── THE INPUT

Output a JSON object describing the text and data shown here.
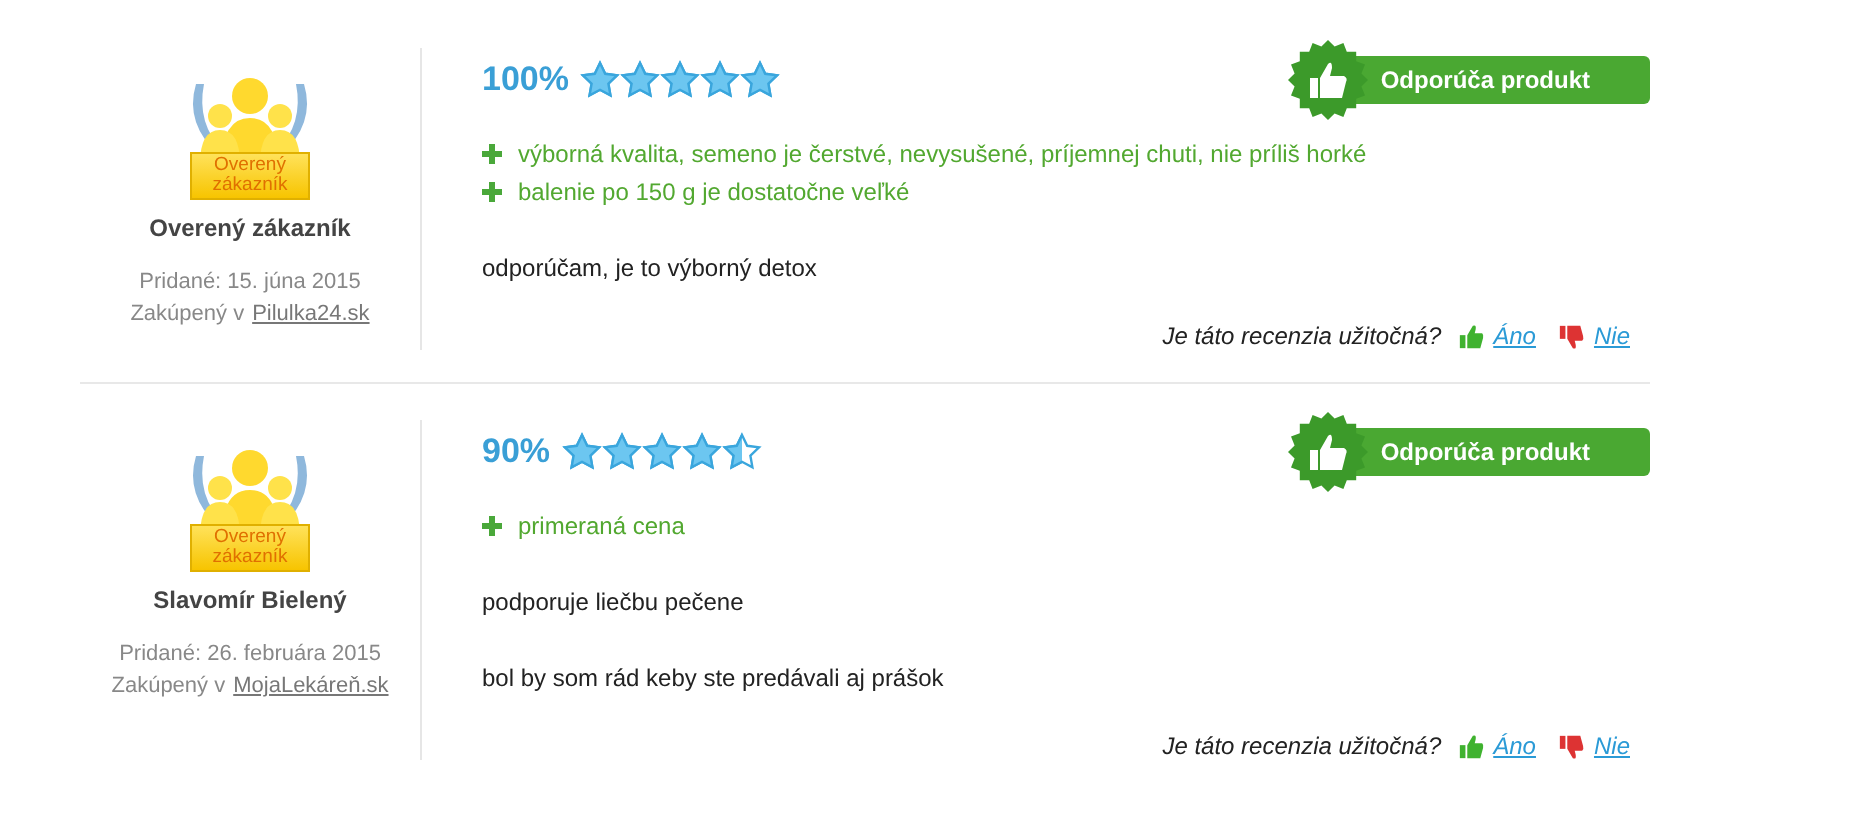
{
  "reviews": [
    {
      "badge": [
        "Overený",
        "zákazník"
      ],
      "author": "Overený zákazník",
      "added": "Pridané: 15. júna 2015",
      "purchased": "Zakúpený v",
      "shop": "Pilulka24.sk",
      "percent": "100%",
      "stars": 5,
      "recommend": "Odporúča produkt",
      "pros": [
        "výborná kvalita, semeno je čerstvé, nevysušené, príjemnej chuti, nie príliš horké",
        "balenie po 150 g je dostatočne veľké"
      ],
      "paragraphs": [
        "odporúčam, je to výborný detox"
      ],
      "helpful": "Je táto recenzia užitočná?",
      "yes": "Áno",
      "no": "Nie"
    },
    {
      "badge": [
        "Overený",
        "zákazník"
      ],
      "author": "Slavomír Bielený",
      "added": "Pridané: 26. februára 2015",
      "purchased": "Zakúpený v",
      "shop": "MojaLekáreň.sk",
      "percent": "90%",
      "stars": 4.5,
      "recommend": "Odporúča produkt",
      "pros": [
        "primeraná cena"
      ],
      "paragraphs": [
        "podporuje liečbu pečene",
        "bol by som rád keby ste predávali aj prášok"
      ],
      "helpful": "Je táto recenzia užitočná?",
      "yes": "Áno",
      "no": "Nie"
    }
  ]
}
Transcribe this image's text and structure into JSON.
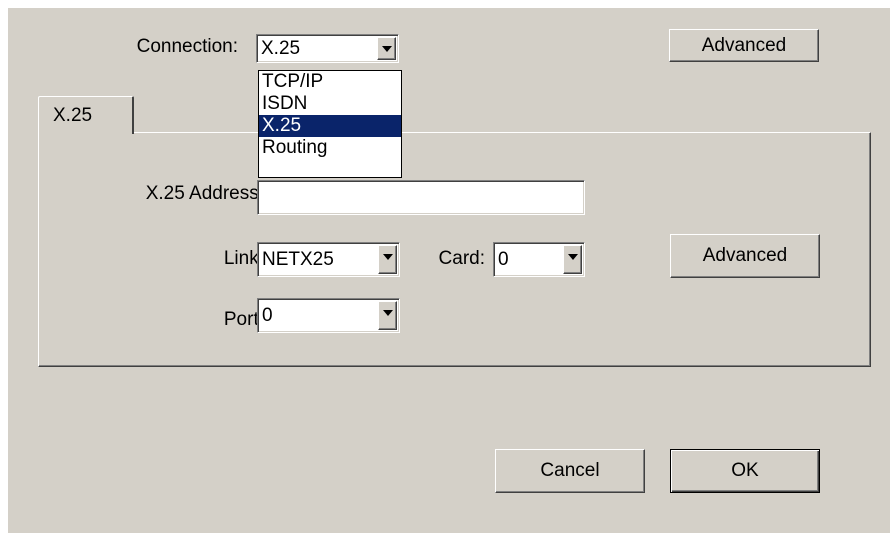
{
  "connection": {
    "label": "Connection:",
    "value": "X.25",
    "options": [
      "TCP/IP",
      "ISDN",
      "X.25",
      "Routing"
    ],
    "selected_index": 2
  },
  "top_advanced_label": "Advanced",
  "tab": {
    "label": "X.25"
  },
  "panel": {
    "address_label": "X.25 Address:",
    "address_value": "",
    "link_label": "Link:",
    "link_value": "NETX25",
    "card_label": "Card:",
    "card_value": "0",
    "port_label": "Port:",
    "port_value": "0",
    "advanced_label": "Advanced"
  },
  "footer": {
    "cancel_label": "Cancel",
    "ok_label": "OK"
  },
  "colors": {
    "face": "#d4d0c8",
    "selection": "#0a246a"
  }
}
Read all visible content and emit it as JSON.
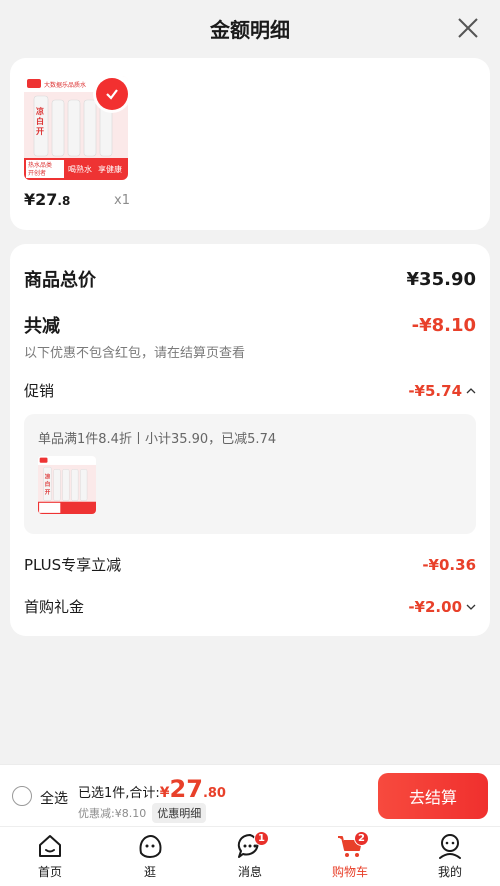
{
  "header": {
    "title": "金额明细"
  },
  "product": {
    "price_main": "¥27",
    "price_decimal": ".8",
    "quantity": "x1",
    "image": {
      "top_banner": "大数据乐品质水",
      "brand": "凉白开",
      "tag_left_1": "热水品类",
      "tag_left_2": "开创者",
      "tag_right_1": "喝熟水",
      "tag_right_2": "享健康"
    }
  },
  "detail": {
    "total_label": "商品总价",
    "total_value": "¥35.90",
    "reduce_label": "共减",
    "reduce_value": "-¥8.10",
    "reduce_note": "以下优惠不包含红包，请在结算页查看",
    "promo_label": "促销",
    "promo_value": "-¥5.74",
    "promo_desc": "单品满1件8.4折丨小计35.90，已减5.74",
    "plus_label": "PLUS专享立减",
    "plus_value": "-¥0.36",
    "first_label": "首购礼金",
    "first_value": "-¥2.00"
  },
  "bottom": {
    "select_all": "全选",
    "selected_text": "已选1件,合计:",
    "total_currency": "¥",
    "total_int": "27",
    "total_dec": ".80",
    "discount_text": "优惠减:¥8.10",
    "detail_chip": "优惠明细",
    "checkout": "去结算"
  },
  "tabs": [
    {
      "label": "首页",
      "icon": "home-icon"
    },
    {
      "label": "逛",
      "icon": "browse-icon"
    },
    {
      "label": "消息",
      "icon": "message-icon",
      "badge": "1"
    },
    {
      "label": "购物车",
      "icon": "cart-icon",
      "badge": "2",
      "active": true
    },
    {
      "label": "我的",
      "icon": "profile-icon"
    }
  ],
  "colors": {
    "accent": "#e8402a",
    "button": "#f23030"
  }
}
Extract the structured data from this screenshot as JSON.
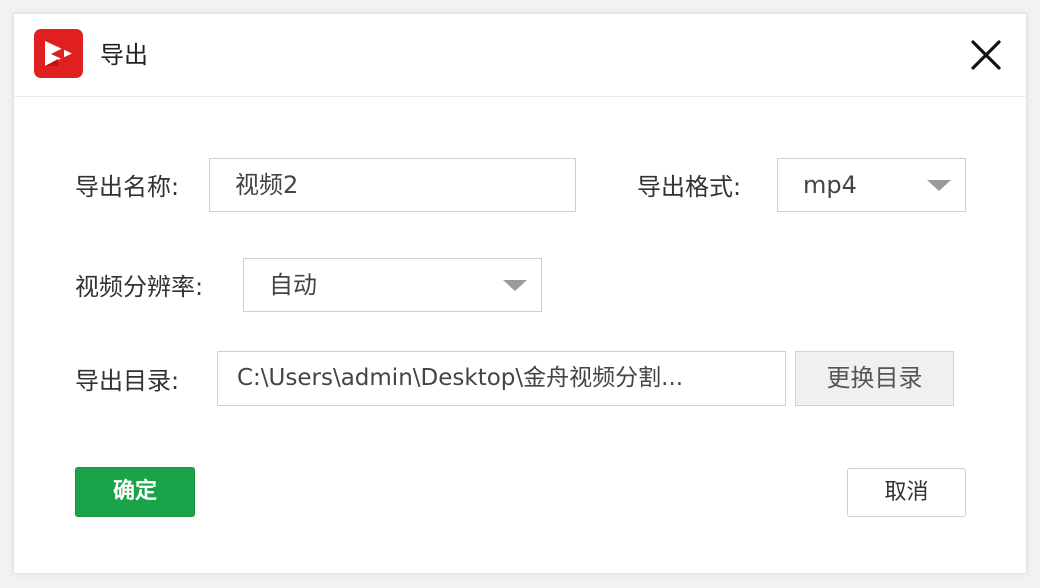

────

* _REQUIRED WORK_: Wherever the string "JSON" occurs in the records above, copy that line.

* _TASK OUTPUT_:
Output a JSON object describing the text and data shown here.
Transcribe this image's text and structure into JSON.
Read all visible content and emit it as JSON.
Extract the structured data from this screenshot as JSON.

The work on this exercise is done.